The popularity of renting a house, townhome or condo on a short-term basis through websites such a Airbnb, BRBO has exploded over the past few years. Just to give you an idea of how big the industry really is, consider that Airbnb is currently active in more than 65,000 cities and 191 countries, and it is projected to log 100 million guest arrivals in 2017. Looking to book a night or two in New York City? Airbnb has more than 43,000 active listings.
Yes, the profits can be significant compared to a standard monthly rental property, but only when the conditions are ideal. Real estate investors should be cautious and prudent before assuming their property could be the perfect vacation rental property. A quality and successful vacation rental property needs to be in the right location with consistent demand and not run into any local regulatory snags.
However, assuming all goes well, the tax planning needs to be taken more seriously as well because of the typical profit due to increased cash flow. Thus, all the revenue generated by these stays begs the question: How exactly is all this income taxed? Let’s break that question down into a couple sub-questions:
How (and where) do I report my short-term rental income on my federal tax return?
First, it’s important to know that in certain (limited) circumstances, you may not have to report this income at all. If: 1) you reside or stay on the property at some point during the year; and 2) the property was not rented at a fair market rental price for more than 14 combined days during the year, then the income from the rents is likely not taxable (no matter how substantial the amount)! This can be a sweet situation for homeowners when the Super Bowl, or some other “Mega-Event”, comes to your town. In fact, I am starting a campaign to bring the 2030 Winter Olympics to Cedar City, Utah – just so I can rent out my house for two weeks without being required to report the income on my taxes! The drawback is that the only deductions allowed for the property will be otherwise deductible property taxes and mortgage interest.
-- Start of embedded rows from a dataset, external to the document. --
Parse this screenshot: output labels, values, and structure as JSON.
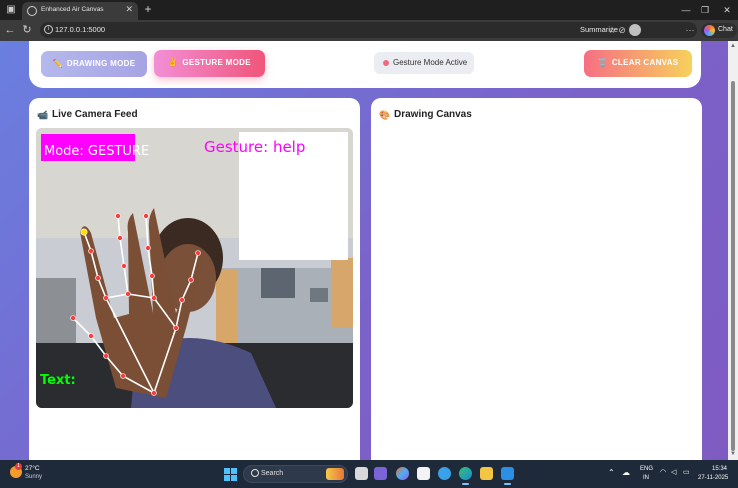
{
  "browser": {
    "tab_title": "Enhanced Air Canvas",
    "url": "127.0.0.1:5000",
    "summarize_label": "Summarize",
    "chat_label": "Chat"
  },
  "controls": {
    "drawing_mode_label": "DRAWING MODE",
    "drawing_mode_icon": "✏️",
    "gesture_mode_label": "GESTURE MODE",
    "gesture_mode_icon": "✌️",
    "status_text": "Gesture Mode Active",
    "clear_canvas_label": "CLEAR CANVAS",
    "clear_canvas_icon": "🗑️"
  },
  "camera_panel": {
    "title": "Live Camera Feed",
    "icon": "📹",
    "overlay_mode": "Mode: GESTURE",
    "overlay_gesture": "Gesture: help",
    "overlay_text": "Text:"
  },
  "canvas_panel": {
    "title": "Drawing Canvas",
    "icon": "🎨"
  },
  "colors": {
    "accent_pink": "#f0557a",
    "overlay_magenta": "#ff00ff",
    "overlay_green": "#00ff00",
    "landmark_red": "#ff3b3b"
  },
  "taskbar": {
    "weather_temp": "27°C",
    "weather_condition": "Sunny",
    "weather_badge": "1",
    "search_placeholder": "Search",
    "lang_top": "ENG",
    "lang_bottom": "IN",
    "time": "15:34",
    "date": "27-11-2025"
  }
}
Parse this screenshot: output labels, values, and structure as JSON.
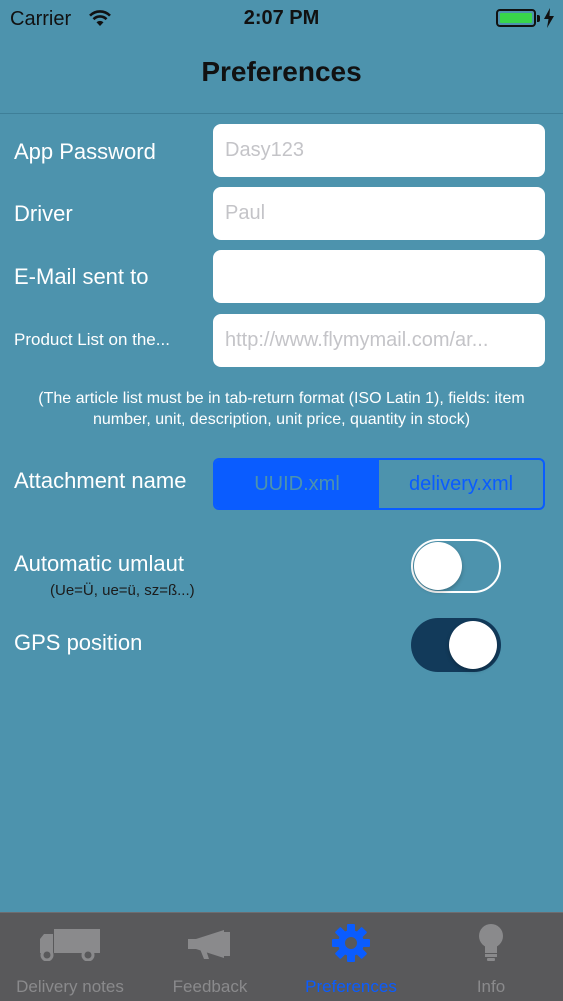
{
  "status_bar": {
    "carrier": "Carrier",
    "time": "2:07 PM",
    "battery_level": 1.0,
    "charging": true
  },
  "nav": {
    "title": "Preferences"
  },
  "form": {
    "app_password": {
      "label": "App Password",
      "placeholder": "Dasy123",
      "value": ""
    },
    "driver": {
      "label": "Driver",
      "placeholder": "Paul",
      "value": ""
    },
    "email": {
      "label": "E-Mail sent to",
      "placeholder": "",
      "value": ""
    },
    "product_list": {
      "label": "Product List on the...",
      "placeholder": "http://www.flymymail.com/ar...",
      "value": ""
    },
    "note": "(The article list must be in tab-return format (ISO Latin 1), fields: item number, unit, description, unit price, quantity in stock)",
    "attachment": {
      "label": "Attachment name",
      "options": [
        "UUID.xml",
        "delivery.xml"
      ],
      "selected": "UUID.xml"
    },
    "umlaut": {
      "label": "Automatic umlaut",
      "sublabel": "(Ue=Ü, ue=ü, sz=ß...)",
      "on": false
    },
    "gps": {
      "label": "GPS position",
      "on": true
    }
  },
  "tabbar": {
    "tabs": [
      {
        "label": "Delivery notes",
        "icon": "truck-icon",
        "active": false
      },
      {
        "label": "Feedback",
        "icon": "megaphone-icon",
        "active": false
      },
      {
        "label": "Preferences",
        "icon": "gear-icon",
        "active": true
      },
      {
        "label": "Info",
        "icon": "lightbulb-icon",
        "active": false
      }
    ]
  },
  "colors": {
    "background": "#4d93ad",
    "accent": "#0a5cff",
    "toggle_on": "#123a5a",
    "tabbar": "#59595b"
  }
}
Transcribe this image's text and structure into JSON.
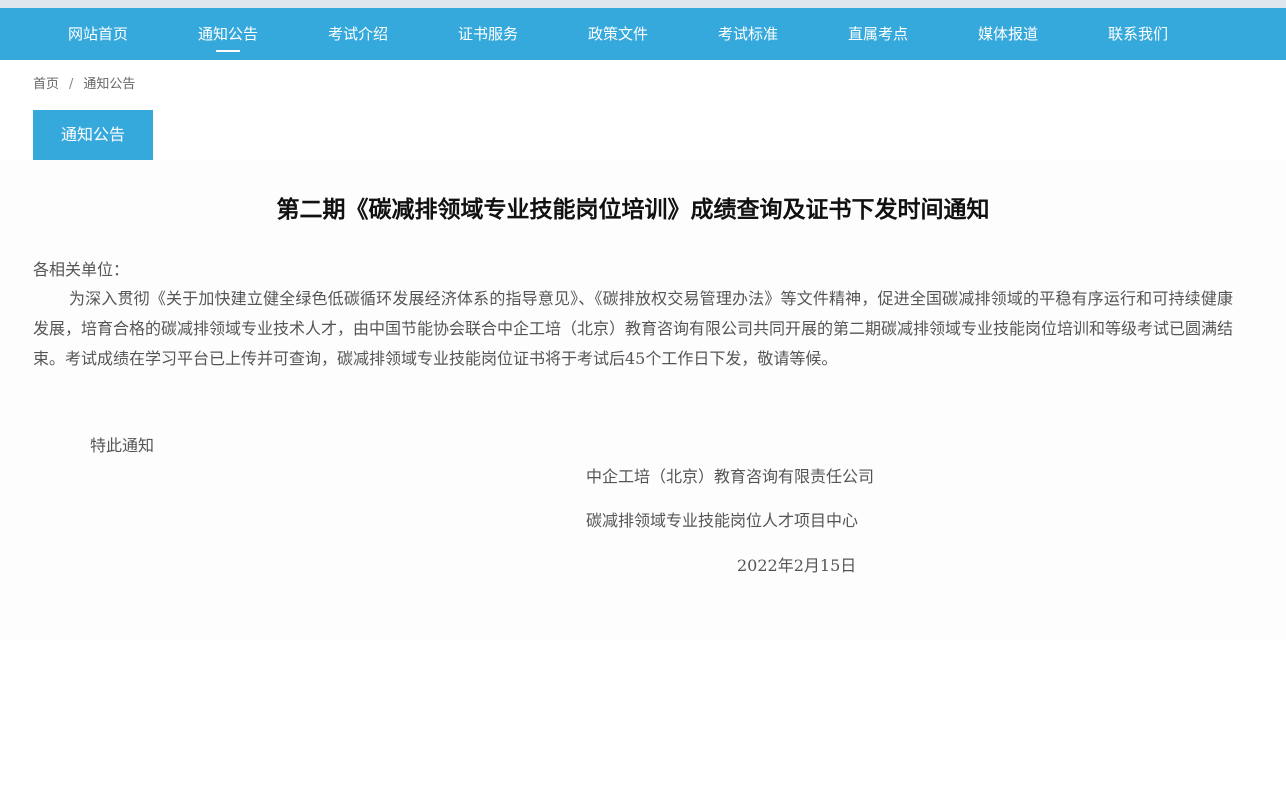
{
  "nav": {
    "items": [
      {
        "label": "网站首页",
        "active": false
      },
      {
        "label": "通知公告",
        "active": true
      },
      {
        "label": "考试介绍",
        "active": false
      },
      {
        "label": "证书服务",
        "active": false
      },
      {
        "label": "政策文件",
        "active": false
      },
      {
        "label": "考试标准",
        "active": false
      },
      {
        "label": "直属考点",
        "active": false
      },
      {
        "label": "媒体报道",
        "active": false
      },
      {
        "label": "联系我们",
        "active": false
      }
    ]
  },
  "breadcrumb": {
    "home": "首页",
    "separator": "/",
    "current": "通知公告"
  },
  "section": {
    "label": "通知公告"
  },
  "article": {
    "title": "第二期《碳减排领域专业技能岗位培训》成绩查询及证书下发时间通知",
    "salutation": "各相关单位：",
    "paragraph": "为深入贯彻《关于加快建立健全绿色低碳循环发展经济体系的指导意见》、《碳排放权交易管理办法》等文件精神，促进全国碳减排领域的平稳有序运行和可持续健康发展，培育合格的碳减排领域专业技术人才，由中国节能协会联合中企工培（北京）教育咨询有限公司共同开展的第二期碳减排领域专业技能岗位培训和等级考试已圆满结束。考试成绩在学习平台已上传并可查询，碳减排领域专业技能岗位证书将于考试后45个工作日下发，敬请等候。",
    "signoff": "特此通知",
    "org1": "中企工培（北京）教育咨询有限责任公司",
    "org2": "碳减排领域专业技能岗位人才项目中心",
    "date": "2022年2月15日"
  },
  "colors": {
    "accent": "#36a9dc",
    "nav_text": "#ffffff",
    "body_text": "#555555"
  }
}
If you either don’t stay on the property at all or rent it out at market rates for more than 14 days in a year, then the income from your short-term rental is undoubtedly taxable. The question then becomes whether the income is considered passive rental income (to be reported on Schedule E) or active business income (to be reported on Schedule C). The answer depends on whether you provide “Substantial Services” to your guests – in addition to a nice place to stay. When you provide Substantial Services to your guests, then the income you make needs to be reported on a Schedule C, and is subject to self-employment taxes. Examples of services that would be considered “substantial” are:
- Cleaning of the rental each day while the property is occupied by the same guests.
- Changing bed sheets and other linens each day while the property is occupied by the same guests.
- Concierge services.
- Conducting guest tours and outings.
- Providing meals and entertainment (like providing breakfast each morning).
- Providing transportation.
- Providing other “hotel-like” services.
At the end of the day, the more you look like a hotel or “true” bed & breakfast, the better the chance that you will need to report your income from the rental on a Schedule C, and pay self-employment taxes on that income.
If you don’t provide substantial services to your guests, then the income from your short-term rental can be reported as passive Schedule E income that is not subject to self-employment taxes (which is obviously an advantage). Does this mean you need to turn off the electricity and require guests to bring their own bottled water for drinking and bathing? No! The following is a list of “Insubstantial Services” that you can provide without jeopardizing your Schedule E status:
- Heating and air conditioning.
- Water and gas.
- Internet and Wi-Fi
- Cleaning of common areas.
- Customary repairs and maintenance.
- Trash collection.
- Payment of HOA dues.
How can I deduct expenses related to my short-term rental?
The answer to this will depend on how and whether the “Vacation Home Rules” apply to your situation, and whether your short-term rental is considered a “passive” or “active” activity (which is different than the determination as to whether to report the income on Schedule E or Schedule C). We won’t be getting into how these determinations are made right now, but depending on how this determination comes out, you may be restricted to deducting rental losses incurred only against other passive income (and carrying forward losses you cannot use in a given year), or you may be permitted to deduct a loss of up to $25,000 in a year against non-passive income (such as wages). Therefore, these are important issues to explore with your tax professional.
If you are (or are thinking about becoming) involved in the hot short-term rental industry, these are issues you need to be planning for and facing head-on. Please make sure you are getting the advice of a qualified and experienced professional.
Mark J. Kohler is a CPA, Attorney, Radio Show host and author of the new book “The Tax and Legal Playbook- Game Changing Solutions For Your Small Business Questions” and “What Your CPA Isn’t Telling You- Life Changing Tax Strategies”. He is also a partner at the law firm Kyler Kohler Ostermiller & Sorensen, LLP and the accounting firm K&E CPAs, LLP. For more information visit him at www.markjkohler.com. [Written in collaboration with Jarom Bergeson, Attorney, KKOS- Cedar City, Utah]